» **Problem statement**
Please give the data below again in full, exactly as it stands.
Material for the task START
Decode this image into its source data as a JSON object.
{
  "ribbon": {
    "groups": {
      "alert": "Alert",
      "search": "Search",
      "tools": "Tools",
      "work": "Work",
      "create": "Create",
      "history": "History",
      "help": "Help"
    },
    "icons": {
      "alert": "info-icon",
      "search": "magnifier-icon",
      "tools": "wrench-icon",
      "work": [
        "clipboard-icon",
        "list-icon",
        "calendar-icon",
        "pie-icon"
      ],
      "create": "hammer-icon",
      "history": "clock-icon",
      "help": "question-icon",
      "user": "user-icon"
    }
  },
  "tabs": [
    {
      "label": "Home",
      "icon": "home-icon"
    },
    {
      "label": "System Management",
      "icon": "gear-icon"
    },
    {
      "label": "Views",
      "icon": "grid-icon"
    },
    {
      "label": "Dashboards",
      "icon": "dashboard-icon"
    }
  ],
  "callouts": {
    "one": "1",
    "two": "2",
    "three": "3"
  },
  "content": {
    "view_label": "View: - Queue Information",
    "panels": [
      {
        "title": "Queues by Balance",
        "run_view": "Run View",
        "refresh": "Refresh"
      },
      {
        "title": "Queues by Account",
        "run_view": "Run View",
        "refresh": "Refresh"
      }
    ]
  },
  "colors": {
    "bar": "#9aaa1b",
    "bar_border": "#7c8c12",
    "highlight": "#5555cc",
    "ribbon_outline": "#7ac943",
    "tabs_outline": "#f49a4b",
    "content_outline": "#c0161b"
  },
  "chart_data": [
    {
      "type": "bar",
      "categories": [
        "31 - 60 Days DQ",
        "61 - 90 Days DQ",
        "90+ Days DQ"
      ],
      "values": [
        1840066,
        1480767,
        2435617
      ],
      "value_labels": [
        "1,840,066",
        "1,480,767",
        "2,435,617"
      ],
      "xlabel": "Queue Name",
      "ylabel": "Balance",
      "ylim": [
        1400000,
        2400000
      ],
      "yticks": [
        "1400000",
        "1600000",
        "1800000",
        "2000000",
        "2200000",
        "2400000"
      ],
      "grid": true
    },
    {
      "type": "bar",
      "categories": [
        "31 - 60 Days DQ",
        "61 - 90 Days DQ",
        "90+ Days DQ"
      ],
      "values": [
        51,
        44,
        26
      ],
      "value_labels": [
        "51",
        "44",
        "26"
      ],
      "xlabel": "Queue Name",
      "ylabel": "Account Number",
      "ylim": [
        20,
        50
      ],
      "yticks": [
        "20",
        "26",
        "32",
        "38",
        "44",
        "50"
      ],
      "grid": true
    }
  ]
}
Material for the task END
» **Output for this exercise**
Decode this image into its source data as a JSON object.
{
  "ribbon": {
    "groups": {
      "alert": "Alert",
      "search": "Search",
      "tools": "Tools",
      "work": "Work",
      "create": "Create",
      "history": "History",
      "help": "Help"
    },
    "icons": {
      "alert": "info-icon",
      "search": "magnifier-icon",
      "tools": "wrench-icon",
      "work": [
        "clipboard-icon",
        "list-icon",
        "calendar-icon",
        "pie-icon"
      ],
      "create": "hammer-icon",
      "history": "clock-icon",
      "help": "question-icon",
      "user": "user-icon"
    }
  },
  "tabs": [
    {
      "label": "Home",
      "icon": "home-icon"
    },
    {
      "label": "System Management",
      "icon": "gear-icon"
    },
    {
      "label": "Views",
      "icon": "grid-icon"
    },
    {
      "label": "Dashboards",
      "icon": "dashboard-icon"
    }
  ],
  "callouts": {
    "one": "1",
    "two": "2",
    "three": "3"
  },
  "content": {
    "view_label": "View: - Queue Information",
    "panels": [
      {
        "title": "Queues by Balance",
        "run_view": "Run View",
        "refresh": "Refresh"
      },
      {
        "title": "Queues by Account",
        "run_view": "Run View",
        "refresh": "Refresh"
      }
    ]
  },
  "colors": {
    "bar": "#9aaa1b",
    "bar_border": "#7c8c12",
    "highlight": "#5555cc",
    "ribbon_outline": "#7ac943",
    "tabs_outline": "#f49a4b",
    "content_outline": "#c0161b"
  },
  "chart_data": [
    {
      "type": "bar",
      "categories": [
        "31 - 60 Days DQ",
        "61 - 90 Days DQ",
        "90+ Days DQ"
      ],
      "values": [
        1840066,
        1480767,
        2435617
      ],
      "value_labels": [
        "1,840,066",
        "1,480,767",
        "2,435,617"
      ],
      "xlabel": "Queue Name",
      "ylabel": "Balance",
      "ylim": [
        1400000,
        2400000
      ],
      "yticks": [
        "1400000",
        "1600000",
        "1800000",
        "2000000",
        "2200000",
        "2400000"
      ],
      "grid": true
    },
    {
      "type": "bar",
      "categories": [
        "31 - 60 Days DQ",
        "61 - 90 Days DQ",
        "90+ Days DQ"
      ],
      "values": [
        51,
        44,
        26
      ],
      "value_labels": [
        "51",
        "44",
        "26"
      ],
      "xlabel": "Queue Name",
      "ylabel": "Account Number",
      "ylim": [
        20,
        50
      ],
      "yticks": [
        "20",
        "26",
        "32",
        "38",
        "44",
        "50"
      ],
      "grid": true
    }
  ]
}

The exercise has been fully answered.